● EXERCISE INSTRUCTIONS:
Number of lines below with the word "KADODARA": give it and nothing more.

● EXERCISE MATERIAL:
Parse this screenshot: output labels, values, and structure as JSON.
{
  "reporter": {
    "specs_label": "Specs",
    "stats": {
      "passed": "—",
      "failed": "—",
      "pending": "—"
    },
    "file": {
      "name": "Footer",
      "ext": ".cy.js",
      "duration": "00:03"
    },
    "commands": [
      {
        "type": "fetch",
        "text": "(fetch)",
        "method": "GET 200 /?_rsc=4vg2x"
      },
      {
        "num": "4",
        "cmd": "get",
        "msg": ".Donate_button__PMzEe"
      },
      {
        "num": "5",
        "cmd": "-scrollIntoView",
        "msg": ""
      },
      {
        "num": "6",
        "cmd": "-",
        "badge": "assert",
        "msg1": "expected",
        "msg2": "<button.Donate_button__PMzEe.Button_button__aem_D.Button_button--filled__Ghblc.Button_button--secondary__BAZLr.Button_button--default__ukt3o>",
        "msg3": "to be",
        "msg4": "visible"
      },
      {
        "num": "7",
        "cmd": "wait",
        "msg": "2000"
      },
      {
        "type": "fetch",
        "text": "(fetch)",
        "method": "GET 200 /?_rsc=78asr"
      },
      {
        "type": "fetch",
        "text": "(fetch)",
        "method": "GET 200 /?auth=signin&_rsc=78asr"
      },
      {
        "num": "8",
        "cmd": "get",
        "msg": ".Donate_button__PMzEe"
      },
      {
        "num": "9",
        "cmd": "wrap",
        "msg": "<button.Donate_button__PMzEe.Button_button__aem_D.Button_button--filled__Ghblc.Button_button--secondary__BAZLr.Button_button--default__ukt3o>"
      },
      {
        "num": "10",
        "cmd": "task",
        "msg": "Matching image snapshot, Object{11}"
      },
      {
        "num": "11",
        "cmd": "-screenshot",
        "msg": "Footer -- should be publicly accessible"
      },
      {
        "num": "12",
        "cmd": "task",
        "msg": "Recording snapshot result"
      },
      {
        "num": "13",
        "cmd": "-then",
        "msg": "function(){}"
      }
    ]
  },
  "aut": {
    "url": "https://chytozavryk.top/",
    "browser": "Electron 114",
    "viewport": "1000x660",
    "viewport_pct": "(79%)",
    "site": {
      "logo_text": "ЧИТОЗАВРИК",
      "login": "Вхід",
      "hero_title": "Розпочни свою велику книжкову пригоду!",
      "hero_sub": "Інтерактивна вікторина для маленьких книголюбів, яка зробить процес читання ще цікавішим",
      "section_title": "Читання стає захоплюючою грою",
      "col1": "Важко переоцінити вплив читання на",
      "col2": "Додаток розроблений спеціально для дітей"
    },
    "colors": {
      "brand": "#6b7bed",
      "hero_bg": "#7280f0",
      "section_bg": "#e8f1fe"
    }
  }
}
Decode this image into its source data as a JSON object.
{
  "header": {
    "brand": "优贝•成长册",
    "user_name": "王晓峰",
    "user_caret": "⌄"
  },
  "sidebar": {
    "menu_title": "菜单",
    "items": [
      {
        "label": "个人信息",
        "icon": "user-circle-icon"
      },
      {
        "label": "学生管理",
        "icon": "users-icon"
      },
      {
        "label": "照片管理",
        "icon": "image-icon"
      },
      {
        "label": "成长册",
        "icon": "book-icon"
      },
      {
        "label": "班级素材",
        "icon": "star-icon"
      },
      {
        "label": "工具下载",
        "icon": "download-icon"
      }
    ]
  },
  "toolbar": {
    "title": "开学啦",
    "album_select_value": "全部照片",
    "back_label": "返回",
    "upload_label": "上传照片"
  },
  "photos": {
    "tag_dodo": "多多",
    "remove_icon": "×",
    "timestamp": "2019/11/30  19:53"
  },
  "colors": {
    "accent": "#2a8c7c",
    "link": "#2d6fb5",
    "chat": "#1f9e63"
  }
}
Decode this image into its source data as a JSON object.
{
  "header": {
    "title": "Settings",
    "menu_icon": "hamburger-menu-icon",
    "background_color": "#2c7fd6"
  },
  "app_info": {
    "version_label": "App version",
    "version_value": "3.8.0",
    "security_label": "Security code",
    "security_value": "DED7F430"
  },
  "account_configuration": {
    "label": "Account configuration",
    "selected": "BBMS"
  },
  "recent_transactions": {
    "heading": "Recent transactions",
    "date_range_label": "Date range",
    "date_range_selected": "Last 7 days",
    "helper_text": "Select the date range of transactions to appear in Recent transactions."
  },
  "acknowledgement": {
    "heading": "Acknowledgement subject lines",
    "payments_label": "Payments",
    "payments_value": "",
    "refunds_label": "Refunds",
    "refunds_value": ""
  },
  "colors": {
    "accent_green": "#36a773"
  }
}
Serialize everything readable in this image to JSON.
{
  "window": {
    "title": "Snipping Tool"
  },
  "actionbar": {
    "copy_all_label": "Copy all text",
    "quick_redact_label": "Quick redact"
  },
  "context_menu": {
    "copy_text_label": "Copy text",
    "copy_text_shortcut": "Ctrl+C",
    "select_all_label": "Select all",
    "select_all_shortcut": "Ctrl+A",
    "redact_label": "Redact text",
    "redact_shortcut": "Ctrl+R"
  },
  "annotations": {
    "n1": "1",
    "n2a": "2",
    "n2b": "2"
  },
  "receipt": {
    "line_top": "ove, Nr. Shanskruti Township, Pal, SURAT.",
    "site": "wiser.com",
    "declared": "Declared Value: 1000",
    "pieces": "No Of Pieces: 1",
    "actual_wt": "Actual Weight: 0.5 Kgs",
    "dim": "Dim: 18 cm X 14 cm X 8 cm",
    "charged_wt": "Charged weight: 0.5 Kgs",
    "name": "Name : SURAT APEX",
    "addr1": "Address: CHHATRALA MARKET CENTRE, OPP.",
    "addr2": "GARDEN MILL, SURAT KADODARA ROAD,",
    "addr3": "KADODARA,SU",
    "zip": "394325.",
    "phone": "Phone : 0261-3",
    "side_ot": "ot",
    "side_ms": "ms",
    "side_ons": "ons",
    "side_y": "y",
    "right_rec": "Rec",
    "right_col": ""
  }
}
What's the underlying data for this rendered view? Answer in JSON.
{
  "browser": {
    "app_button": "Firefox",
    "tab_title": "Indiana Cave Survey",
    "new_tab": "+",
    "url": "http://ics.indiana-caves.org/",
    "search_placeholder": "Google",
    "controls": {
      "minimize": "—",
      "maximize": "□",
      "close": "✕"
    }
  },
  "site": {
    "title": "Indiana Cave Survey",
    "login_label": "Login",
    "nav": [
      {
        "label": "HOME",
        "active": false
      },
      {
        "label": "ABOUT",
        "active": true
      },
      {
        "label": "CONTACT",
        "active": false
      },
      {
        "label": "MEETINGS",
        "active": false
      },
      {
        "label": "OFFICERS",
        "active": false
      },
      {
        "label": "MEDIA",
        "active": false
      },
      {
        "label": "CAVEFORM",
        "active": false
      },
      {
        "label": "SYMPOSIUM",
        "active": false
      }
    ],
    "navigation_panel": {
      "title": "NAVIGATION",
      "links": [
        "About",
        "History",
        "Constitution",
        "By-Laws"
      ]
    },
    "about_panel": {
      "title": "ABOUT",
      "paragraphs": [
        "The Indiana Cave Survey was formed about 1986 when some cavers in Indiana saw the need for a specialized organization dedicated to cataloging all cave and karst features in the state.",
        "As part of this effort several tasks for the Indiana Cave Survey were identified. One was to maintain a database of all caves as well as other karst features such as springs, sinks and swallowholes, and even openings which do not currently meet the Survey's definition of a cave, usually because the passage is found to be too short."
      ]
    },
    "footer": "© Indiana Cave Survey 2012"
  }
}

● SOLUTION TO THE EXERCISE:
2